Hypnobirthing is a common birthing method that includes birth affirmations. Customize them to make them yours. Write them on note cards and recite them every day until the big day. And then you can tape them around your laboring room for inspiration when you need it most. This will enhance the truth you find and know inside. Rooting into something positive and encouraging can be just what your mind, heart, and body needs to come out of labor and birth in a joyous way.
3.) Address fear
Oftentimes fear plays a big part in childbirth. What we must understand is that even though fear will never go away, we do have a choice of how much of it will play out in our lives. It will always be a battle to our dying day of choosing love or fear.
Have you ever had a conversation with fear? I do this exercise with clients who have a lot of anxiety. I will ask them to write a letter to fear and it helps in those stressful times. A letter may go something like this:
I know that we have had a long relationship with each other. Thank you for being there to keep me safe at times. I have appreciated your comments, whether they were true or not, and you have served a purpose in my life. However, during this special time in my life, you don't get to run the show. You may stay outside of my space for the time being and look from afar but you are NOT allowed to be part of this labor and birth. This is a joyous part of my life and I am looking forward to all of the love and surrendering I will be doing. You will not be needed at this time.
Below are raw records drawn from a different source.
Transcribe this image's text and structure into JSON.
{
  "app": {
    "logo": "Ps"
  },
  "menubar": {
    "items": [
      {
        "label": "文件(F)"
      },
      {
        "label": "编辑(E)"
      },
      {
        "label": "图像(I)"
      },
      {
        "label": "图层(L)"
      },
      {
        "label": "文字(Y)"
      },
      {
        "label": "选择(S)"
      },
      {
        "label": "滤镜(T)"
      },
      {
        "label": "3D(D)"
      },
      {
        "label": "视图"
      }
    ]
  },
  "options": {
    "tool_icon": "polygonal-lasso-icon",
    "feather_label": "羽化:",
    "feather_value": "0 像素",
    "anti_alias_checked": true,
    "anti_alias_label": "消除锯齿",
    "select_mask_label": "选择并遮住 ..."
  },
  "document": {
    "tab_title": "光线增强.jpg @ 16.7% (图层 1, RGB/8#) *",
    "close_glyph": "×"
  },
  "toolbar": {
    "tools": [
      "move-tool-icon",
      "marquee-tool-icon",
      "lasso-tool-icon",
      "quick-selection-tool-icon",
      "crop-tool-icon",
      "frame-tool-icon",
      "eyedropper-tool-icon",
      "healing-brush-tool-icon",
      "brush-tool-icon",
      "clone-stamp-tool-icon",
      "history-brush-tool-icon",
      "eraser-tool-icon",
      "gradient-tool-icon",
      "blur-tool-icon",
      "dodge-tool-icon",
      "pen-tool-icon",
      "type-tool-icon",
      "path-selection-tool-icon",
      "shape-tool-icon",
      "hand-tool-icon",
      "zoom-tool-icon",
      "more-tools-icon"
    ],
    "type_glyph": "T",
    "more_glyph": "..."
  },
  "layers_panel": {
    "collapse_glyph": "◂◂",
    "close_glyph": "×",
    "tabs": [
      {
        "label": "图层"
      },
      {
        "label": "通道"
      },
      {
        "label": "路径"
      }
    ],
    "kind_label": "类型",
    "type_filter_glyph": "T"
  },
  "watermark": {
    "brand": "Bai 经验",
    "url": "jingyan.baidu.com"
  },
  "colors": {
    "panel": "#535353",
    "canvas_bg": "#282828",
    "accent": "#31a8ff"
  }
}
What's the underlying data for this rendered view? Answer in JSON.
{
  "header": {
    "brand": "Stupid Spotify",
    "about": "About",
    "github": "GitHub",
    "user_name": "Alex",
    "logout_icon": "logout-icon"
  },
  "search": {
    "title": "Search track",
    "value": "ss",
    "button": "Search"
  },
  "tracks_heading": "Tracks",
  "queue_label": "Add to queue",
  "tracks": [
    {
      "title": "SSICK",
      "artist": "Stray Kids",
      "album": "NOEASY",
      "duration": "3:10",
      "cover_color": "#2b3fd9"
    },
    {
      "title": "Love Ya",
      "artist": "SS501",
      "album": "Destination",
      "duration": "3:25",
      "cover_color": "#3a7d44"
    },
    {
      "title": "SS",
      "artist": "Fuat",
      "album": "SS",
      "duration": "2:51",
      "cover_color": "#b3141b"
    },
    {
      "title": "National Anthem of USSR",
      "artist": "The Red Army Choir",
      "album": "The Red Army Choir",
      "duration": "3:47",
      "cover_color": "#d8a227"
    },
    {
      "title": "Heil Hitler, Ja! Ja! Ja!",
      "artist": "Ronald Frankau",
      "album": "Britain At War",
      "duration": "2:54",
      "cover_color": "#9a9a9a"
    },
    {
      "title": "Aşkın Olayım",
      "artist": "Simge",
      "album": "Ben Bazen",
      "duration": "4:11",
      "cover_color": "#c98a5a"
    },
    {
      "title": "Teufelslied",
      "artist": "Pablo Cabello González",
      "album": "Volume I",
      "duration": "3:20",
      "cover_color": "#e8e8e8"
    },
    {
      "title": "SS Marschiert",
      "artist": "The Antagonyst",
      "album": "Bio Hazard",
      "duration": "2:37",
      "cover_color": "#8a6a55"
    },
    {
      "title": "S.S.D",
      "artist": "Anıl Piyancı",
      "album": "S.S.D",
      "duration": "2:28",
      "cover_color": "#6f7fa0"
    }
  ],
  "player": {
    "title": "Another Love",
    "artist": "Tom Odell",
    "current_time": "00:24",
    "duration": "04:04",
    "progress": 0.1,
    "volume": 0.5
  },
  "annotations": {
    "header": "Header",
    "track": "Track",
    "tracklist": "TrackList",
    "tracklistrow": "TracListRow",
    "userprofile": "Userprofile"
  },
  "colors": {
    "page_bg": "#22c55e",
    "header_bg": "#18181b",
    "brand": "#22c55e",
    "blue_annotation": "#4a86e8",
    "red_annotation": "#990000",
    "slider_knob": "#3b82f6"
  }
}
4.) Examine thoughts
Thoughts play tricky mind games on us. Fear lets us think many crazy things. Believe it or not, but those thoughts are NOT YOU. You are not your thoughts! We create suffering when we attach to our thoughts as if they were truth. But you get to decide what is truth because you have a beautiful choice with every thought.
When thoughts of failure come in, know that this is coming from a part of you that wants to sabotage your efforts. Think of them like voices from a bad little angel on your shoulder. Tell him "thank you for your comment", flick him off and start listening to the "good angel". Call her the Holy Spirit, intuition, your conscience, whatever she is to you. Any thoughts that are true, noble, right, pure of heart, and trustworthy are the ones to follow. TRUST that they will lead you where you need to go in labor.
This, my dearest, is mindfulness. And remember, practice makes perfect.
The voice you listen to most will win!!
5.) Address intimacy/vulnerability
Let's face it, birth is probably the most vulnerable time you will ever have in your life. Your body and heart are displayed out there for all to see. If you struggle with intimacy and vulnerability, as most of us do, I urge you to check out Brene Brown on YouTube or through her books. They contain an oasis of knowledge and truth for you to discover. I would love to expound upon vulnerability in a later blog because it deserves its own space. It is a wellspring to healing and extraordinary breakthroughs!
6.) Root into what creates peace
Prepare for birth by creating a spa-like atmosphere that works for you. What would you want on a relaxing spa day? Foot massage? Soft smells? Calm music? A beautiful scenery? The goal of a childbirth laced in letting go will consist of all of these and more. Seek out ways to make your ideal spa day possible for your baby's birth day. Your baby will thank you (eventually)!!
7.) Repear steps 1-6 until STILL
Having peace about your journey into motherhood is quite a feat in and of itself. Nobody is perfect and many times we will never fully get the experience we desire. But I love what Bobby Unser said, "Success is where preparation and opportunity meet."
I would LOVE to hear your thoughts about this blog post!! Shoot me a comment and let's start a conversation!!